Let's face it, we all want flawless skin, trimmed legs, toned arms and flatter tummies (in men's case, washboard abs). And celebrities just seem to have it all. Or do they?
Just how tiny is Kim Kardashian's waistline and how really toned are her arms and legs? Does Fergie really have no wrinkles whatsoever on her face? And has Kim Cattrall really aged that gracefully?
People who find themselves asking these questions a regular basis may be pleased to know that researchers at Dartmouth have proposed a software tool for rating photographs for authenticity. The software quantifies the extent of how much these pictures have been digitally altered by programs such as Adobe Photoshop.
The software was proposed by Hany Farid, professor of Computer Science, and Eric Kee¸ doctoral student. Their research is published in this week's National Academy of Sciences journal.
If the tool is used in the future, magazines and advertisements could have a warning label on images similar to a nicotine ad, Farid told Mashable.

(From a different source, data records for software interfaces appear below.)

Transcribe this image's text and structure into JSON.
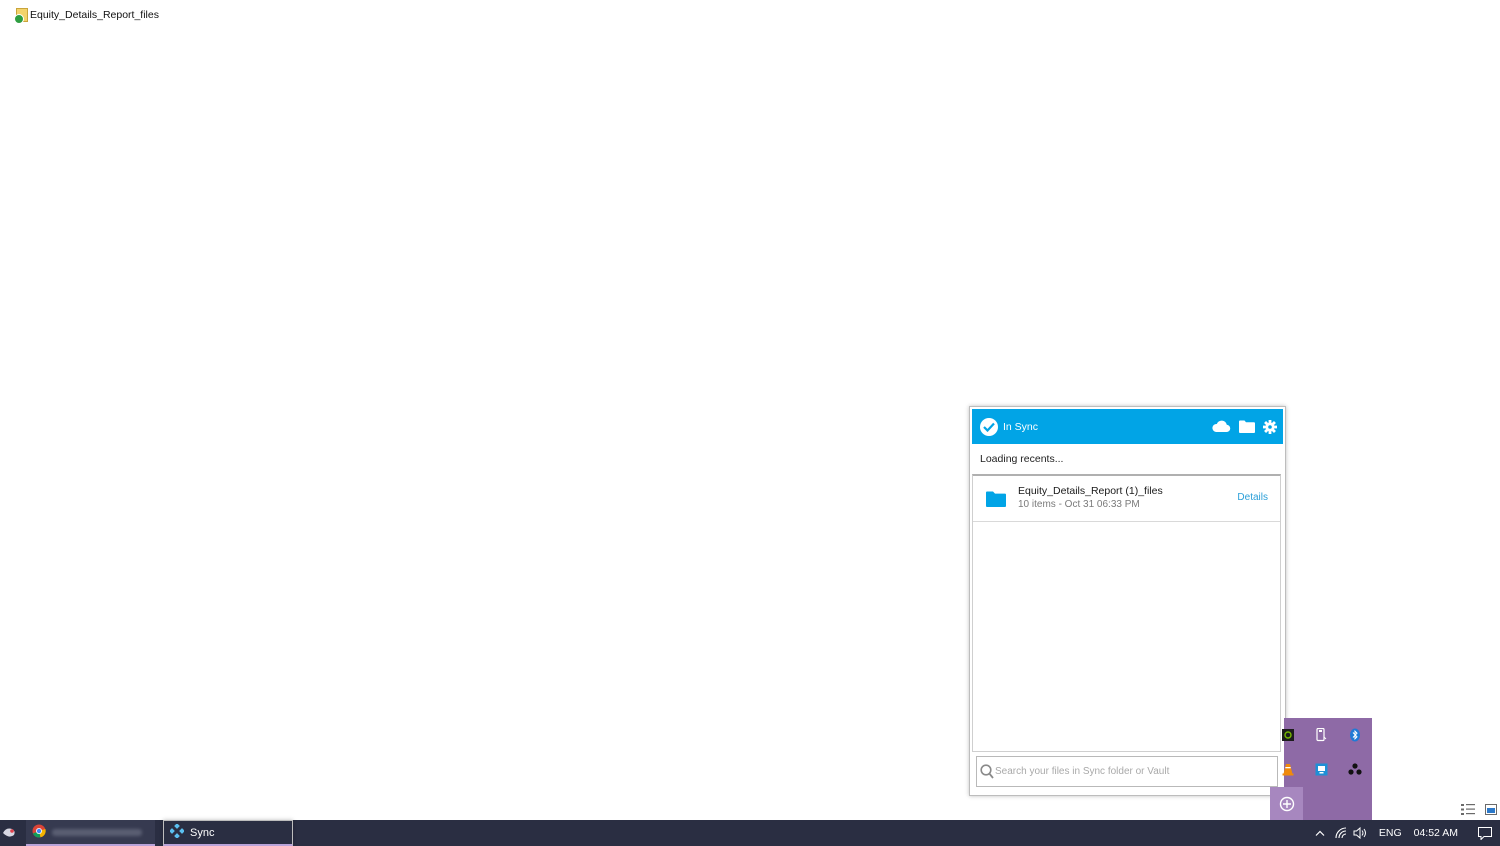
{
  "desktop": {
    "file_label": "Equity_Details_Report_files"
  },
  "sync_popup": {
    "status": "In Sync",
    "loading_text": "Loading recents...",
    "recent_items": [
      {
        "name": "Equity_Details_Report (1)_files",
        "meta": "10 items - Oct 31 06:33 PM",
        "action": "Details"
      }
    ],
    "search_placeholder": "Search your files in Sync folder or Vault",
    "tool_icons": [
      "cloud-icon",
      "folder-icon",
      "gear-icon"
    ]
  },
  "taskbar": {
    "apps": [
      {
        "label": "",
        "icon": "chrome-icon"
      },
      {
        "label": "Sync",
        "icon": "sync-icon"
      }
    ],
    "language": "ENG",
    "time": "04:52 AM"
  },
  "colors": {
    "sync_accent": "#01a4e6",
    "taskbar_bg": "#2a2e42",
    "tray_bg": "#8e6aa6",
    "link": "#2a9fd8"
  }
}
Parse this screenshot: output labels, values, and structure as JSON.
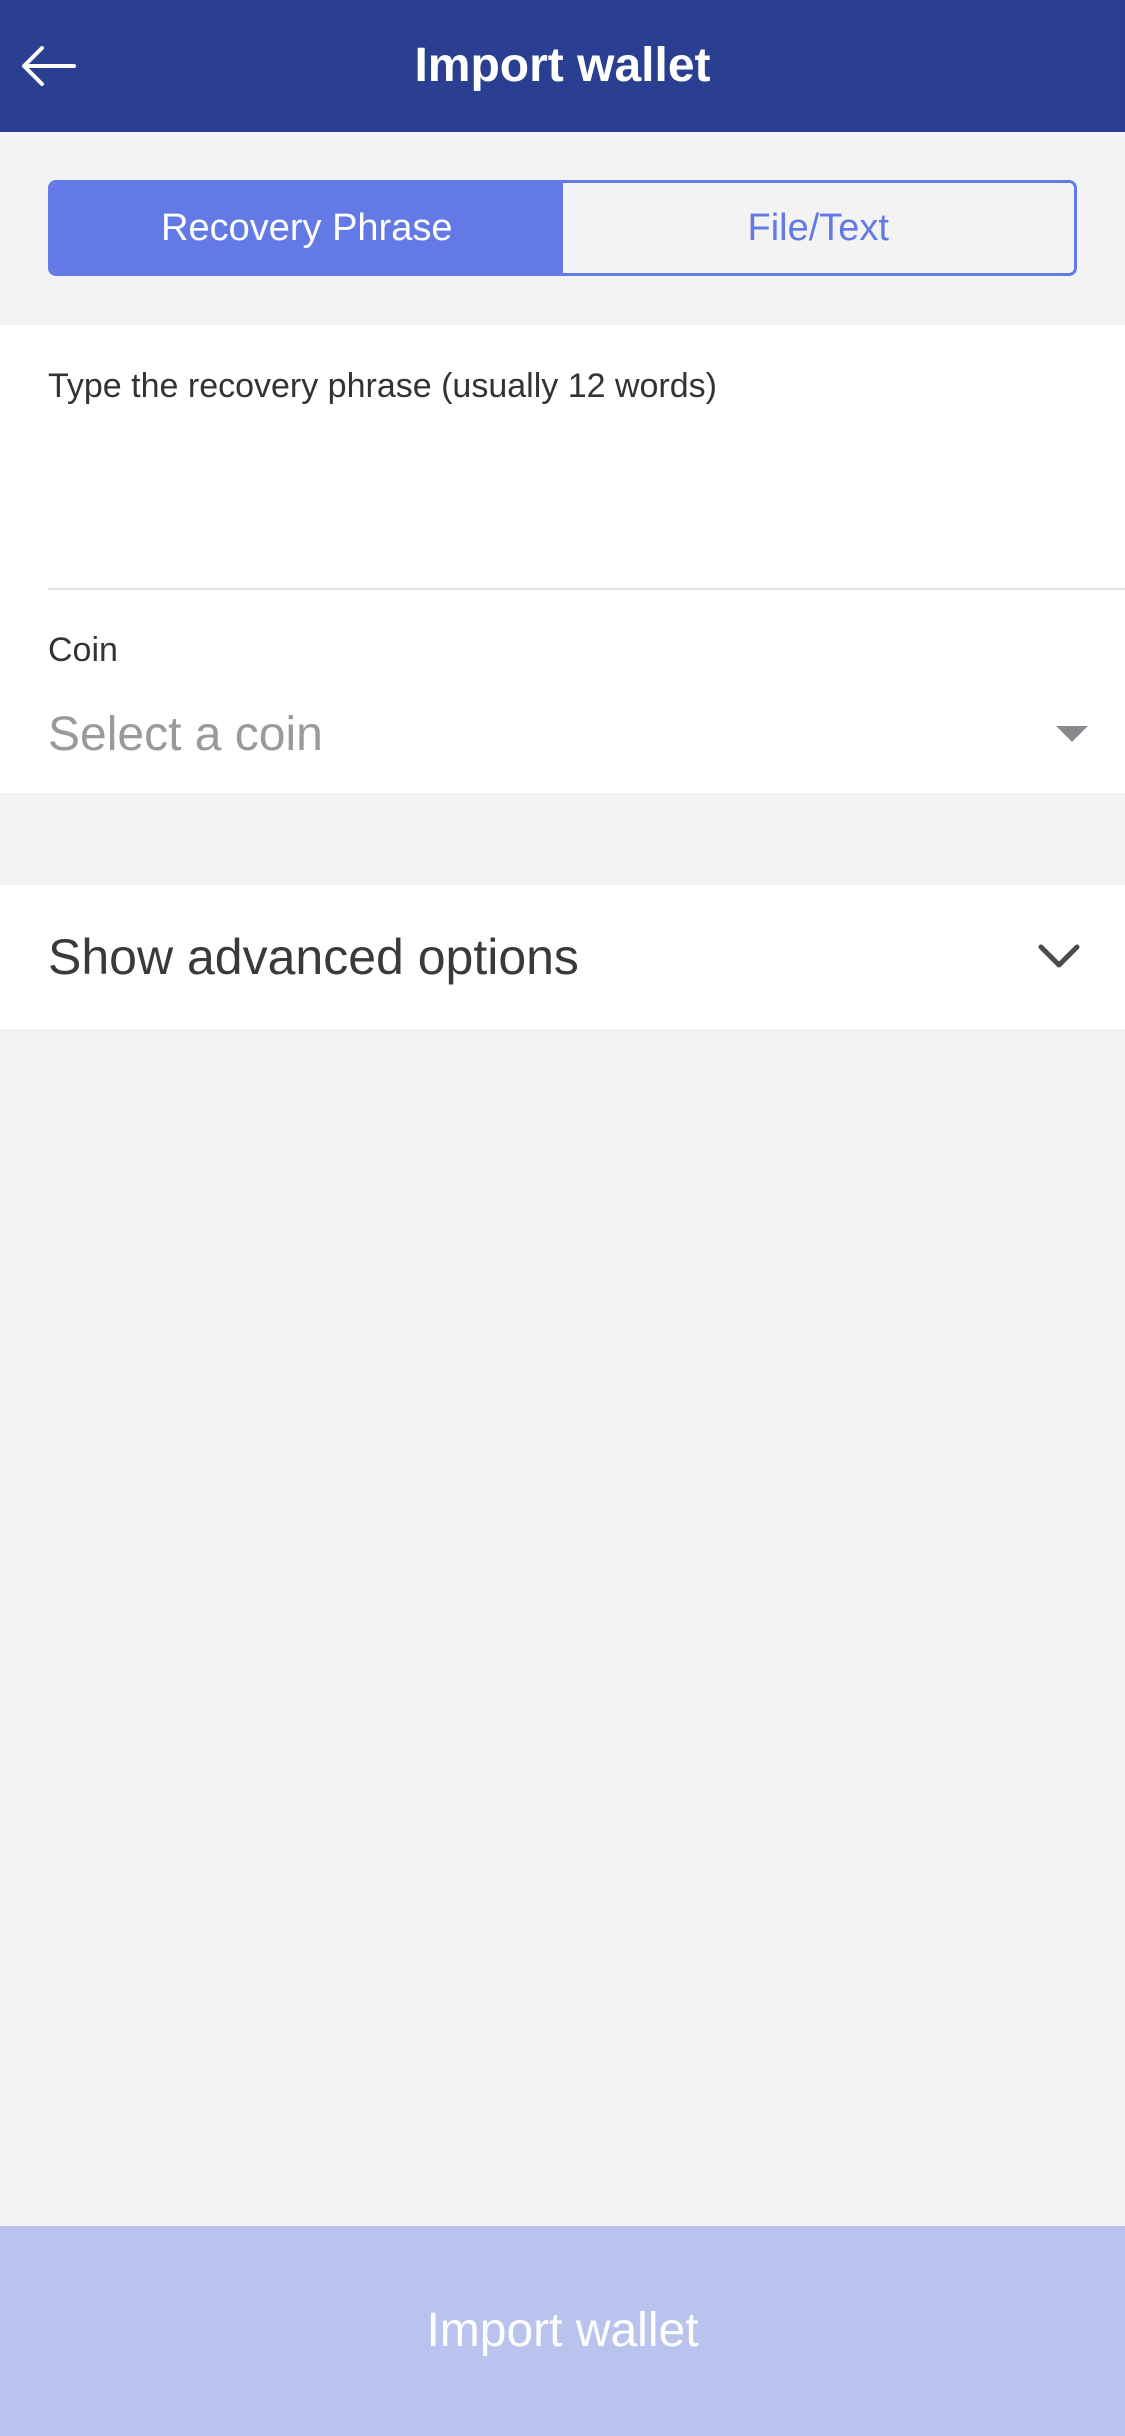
{
  "header": {
    "title": "Import wallet",
    "back_icon": "arrow-left-icon",
    "background_color": "#2a3f91"
  },
  "tabs": [
    {
      "label": "Recovery Phrase",
      "selected": true
    },
    {
      "label": "File/Text",
      "selected": false
    }
  ],
  "form": {
    "phrase_placeholder": "Type the recovery phrase (usually 12 words)",
    "coin_label": "Coin",
    "coin_placeholder": "Select a coin",
    "coin_dropdown_icon": "caret-down-icon"
  },
  "advanced": {
    "label": "Show advanced options",
    "icon": "chevron-down-icon"
  },
  "footer": {
    "import_label": "Import wallet",
    "accent_color": "#6379e6"
  }
}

There could be a number at the bottom of the photo revealing just how much it's been altered.
The proposal of this software comes at a time when the American Medical Association adopted a policy on body image and advertising, encouraging advertisers and others to discourage altering photographs in such a way that it would give an unrealistic expectation of appropriate body image.
Some European countries such as Norway and France have also proposed labelling images that have been altered.
The researchers' tool will have a rating scale of one (very similar) to five (very different).
According to Dartmouth's Web site, the rating system takes into account common practices such as cropping and color adjustment and provides assessment of other kinds of modifications that dramatically change a person's appearance.
Dartmouth's Web site also noted that the researchers consider geometric alterations such as slimming legs and correcting posture, as well as photometric manipulations that might include removing wrinkles and skin blemishes.
We start with the before and after digital images from which we automatically estimate the geometric and photometric changes, effectively reverse engineering the manipulations that a photo retoucher has made, Farid told Dartmouth.